HOW TO COMPLETE THIS TASK
Using the data below, count the lines that carry the string "title" and write only the count.

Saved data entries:
---+---

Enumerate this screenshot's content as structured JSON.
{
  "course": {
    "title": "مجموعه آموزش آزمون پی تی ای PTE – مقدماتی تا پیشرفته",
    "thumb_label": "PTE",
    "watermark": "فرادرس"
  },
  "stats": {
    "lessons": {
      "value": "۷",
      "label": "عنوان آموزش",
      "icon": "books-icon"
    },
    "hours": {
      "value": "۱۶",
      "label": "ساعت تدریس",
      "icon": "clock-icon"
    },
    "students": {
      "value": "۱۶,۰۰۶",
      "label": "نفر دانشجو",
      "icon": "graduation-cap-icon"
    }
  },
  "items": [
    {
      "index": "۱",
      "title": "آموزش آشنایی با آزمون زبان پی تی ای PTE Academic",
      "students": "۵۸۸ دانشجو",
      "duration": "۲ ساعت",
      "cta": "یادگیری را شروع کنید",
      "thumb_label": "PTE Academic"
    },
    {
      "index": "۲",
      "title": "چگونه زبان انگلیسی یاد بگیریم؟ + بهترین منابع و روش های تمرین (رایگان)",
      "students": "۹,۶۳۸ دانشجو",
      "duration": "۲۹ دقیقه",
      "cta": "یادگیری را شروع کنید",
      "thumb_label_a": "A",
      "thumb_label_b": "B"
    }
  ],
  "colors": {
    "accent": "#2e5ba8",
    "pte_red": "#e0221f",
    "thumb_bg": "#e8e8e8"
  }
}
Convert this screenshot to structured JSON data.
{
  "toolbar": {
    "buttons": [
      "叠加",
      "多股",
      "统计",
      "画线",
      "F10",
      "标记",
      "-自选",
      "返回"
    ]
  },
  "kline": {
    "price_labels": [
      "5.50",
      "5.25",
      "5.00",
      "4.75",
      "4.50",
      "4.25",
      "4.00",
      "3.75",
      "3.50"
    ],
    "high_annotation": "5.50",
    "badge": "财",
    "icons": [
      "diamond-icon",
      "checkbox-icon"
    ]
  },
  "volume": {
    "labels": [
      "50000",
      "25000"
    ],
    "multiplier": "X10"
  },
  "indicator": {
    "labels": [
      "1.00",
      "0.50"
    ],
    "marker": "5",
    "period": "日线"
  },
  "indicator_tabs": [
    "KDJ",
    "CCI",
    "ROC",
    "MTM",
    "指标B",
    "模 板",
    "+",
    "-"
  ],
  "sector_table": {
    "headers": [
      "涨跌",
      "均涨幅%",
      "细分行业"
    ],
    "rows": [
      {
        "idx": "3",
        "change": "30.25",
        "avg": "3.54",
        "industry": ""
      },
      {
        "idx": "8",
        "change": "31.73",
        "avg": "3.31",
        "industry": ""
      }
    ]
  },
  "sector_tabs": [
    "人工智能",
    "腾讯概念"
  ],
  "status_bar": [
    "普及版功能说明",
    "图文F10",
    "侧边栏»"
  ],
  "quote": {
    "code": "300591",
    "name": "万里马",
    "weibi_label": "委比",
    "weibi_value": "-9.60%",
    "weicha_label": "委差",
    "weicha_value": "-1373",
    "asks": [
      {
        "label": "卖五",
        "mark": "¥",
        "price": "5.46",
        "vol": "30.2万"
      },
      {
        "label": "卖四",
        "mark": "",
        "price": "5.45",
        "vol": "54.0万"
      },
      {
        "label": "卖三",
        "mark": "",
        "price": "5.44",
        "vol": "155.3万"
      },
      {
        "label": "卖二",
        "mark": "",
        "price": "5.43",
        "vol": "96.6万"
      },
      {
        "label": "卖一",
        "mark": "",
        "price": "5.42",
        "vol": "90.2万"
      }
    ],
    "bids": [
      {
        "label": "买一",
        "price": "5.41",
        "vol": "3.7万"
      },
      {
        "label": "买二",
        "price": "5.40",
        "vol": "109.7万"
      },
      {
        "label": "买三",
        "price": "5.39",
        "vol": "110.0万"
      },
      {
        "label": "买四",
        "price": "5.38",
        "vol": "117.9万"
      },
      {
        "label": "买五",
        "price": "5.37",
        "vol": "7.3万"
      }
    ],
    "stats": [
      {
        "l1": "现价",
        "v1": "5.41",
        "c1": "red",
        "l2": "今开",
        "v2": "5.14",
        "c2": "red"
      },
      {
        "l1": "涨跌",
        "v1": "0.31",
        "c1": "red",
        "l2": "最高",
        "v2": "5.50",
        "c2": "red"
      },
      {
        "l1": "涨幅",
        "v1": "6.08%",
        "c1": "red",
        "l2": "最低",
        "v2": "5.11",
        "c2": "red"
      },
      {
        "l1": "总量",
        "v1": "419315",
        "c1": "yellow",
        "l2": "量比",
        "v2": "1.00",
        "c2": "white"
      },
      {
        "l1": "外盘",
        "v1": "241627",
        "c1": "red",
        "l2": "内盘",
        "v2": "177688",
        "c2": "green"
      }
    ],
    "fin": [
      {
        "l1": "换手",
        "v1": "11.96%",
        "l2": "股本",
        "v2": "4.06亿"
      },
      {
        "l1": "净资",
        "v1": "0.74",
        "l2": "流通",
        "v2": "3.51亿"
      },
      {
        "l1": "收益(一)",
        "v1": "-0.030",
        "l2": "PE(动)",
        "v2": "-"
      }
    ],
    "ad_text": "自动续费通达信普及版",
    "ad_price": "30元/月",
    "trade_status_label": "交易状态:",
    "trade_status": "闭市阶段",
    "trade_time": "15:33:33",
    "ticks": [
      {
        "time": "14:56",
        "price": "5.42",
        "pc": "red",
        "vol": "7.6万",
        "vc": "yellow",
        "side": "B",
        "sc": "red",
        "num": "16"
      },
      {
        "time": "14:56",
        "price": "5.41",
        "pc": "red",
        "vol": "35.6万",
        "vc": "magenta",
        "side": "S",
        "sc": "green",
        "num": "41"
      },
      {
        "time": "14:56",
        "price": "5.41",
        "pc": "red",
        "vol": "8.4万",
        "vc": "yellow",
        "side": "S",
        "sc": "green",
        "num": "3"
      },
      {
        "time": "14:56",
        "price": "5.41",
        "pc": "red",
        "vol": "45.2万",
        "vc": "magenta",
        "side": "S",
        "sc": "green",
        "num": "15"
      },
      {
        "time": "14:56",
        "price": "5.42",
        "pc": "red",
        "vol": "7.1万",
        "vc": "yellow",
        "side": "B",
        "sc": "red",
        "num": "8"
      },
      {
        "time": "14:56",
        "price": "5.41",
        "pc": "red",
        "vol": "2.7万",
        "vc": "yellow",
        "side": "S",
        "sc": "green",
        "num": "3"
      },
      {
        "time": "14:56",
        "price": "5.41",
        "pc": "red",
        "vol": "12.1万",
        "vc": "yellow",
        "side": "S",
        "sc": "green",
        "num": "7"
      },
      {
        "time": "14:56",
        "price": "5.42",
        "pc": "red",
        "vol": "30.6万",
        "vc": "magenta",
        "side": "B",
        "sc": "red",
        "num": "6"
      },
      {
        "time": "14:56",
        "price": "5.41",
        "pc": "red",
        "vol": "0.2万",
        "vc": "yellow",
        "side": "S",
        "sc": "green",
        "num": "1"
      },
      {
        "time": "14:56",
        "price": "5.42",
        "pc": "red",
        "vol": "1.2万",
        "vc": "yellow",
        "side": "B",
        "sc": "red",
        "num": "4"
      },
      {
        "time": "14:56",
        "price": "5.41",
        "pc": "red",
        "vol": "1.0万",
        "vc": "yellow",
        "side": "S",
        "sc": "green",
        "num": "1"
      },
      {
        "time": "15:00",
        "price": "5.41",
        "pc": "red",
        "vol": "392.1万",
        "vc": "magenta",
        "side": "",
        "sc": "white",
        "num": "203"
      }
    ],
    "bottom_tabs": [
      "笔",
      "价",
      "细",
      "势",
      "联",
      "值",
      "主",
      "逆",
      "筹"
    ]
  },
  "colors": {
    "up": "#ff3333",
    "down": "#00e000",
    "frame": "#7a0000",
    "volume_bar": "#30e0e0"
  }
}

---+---

RESULT OF THIS TASK
3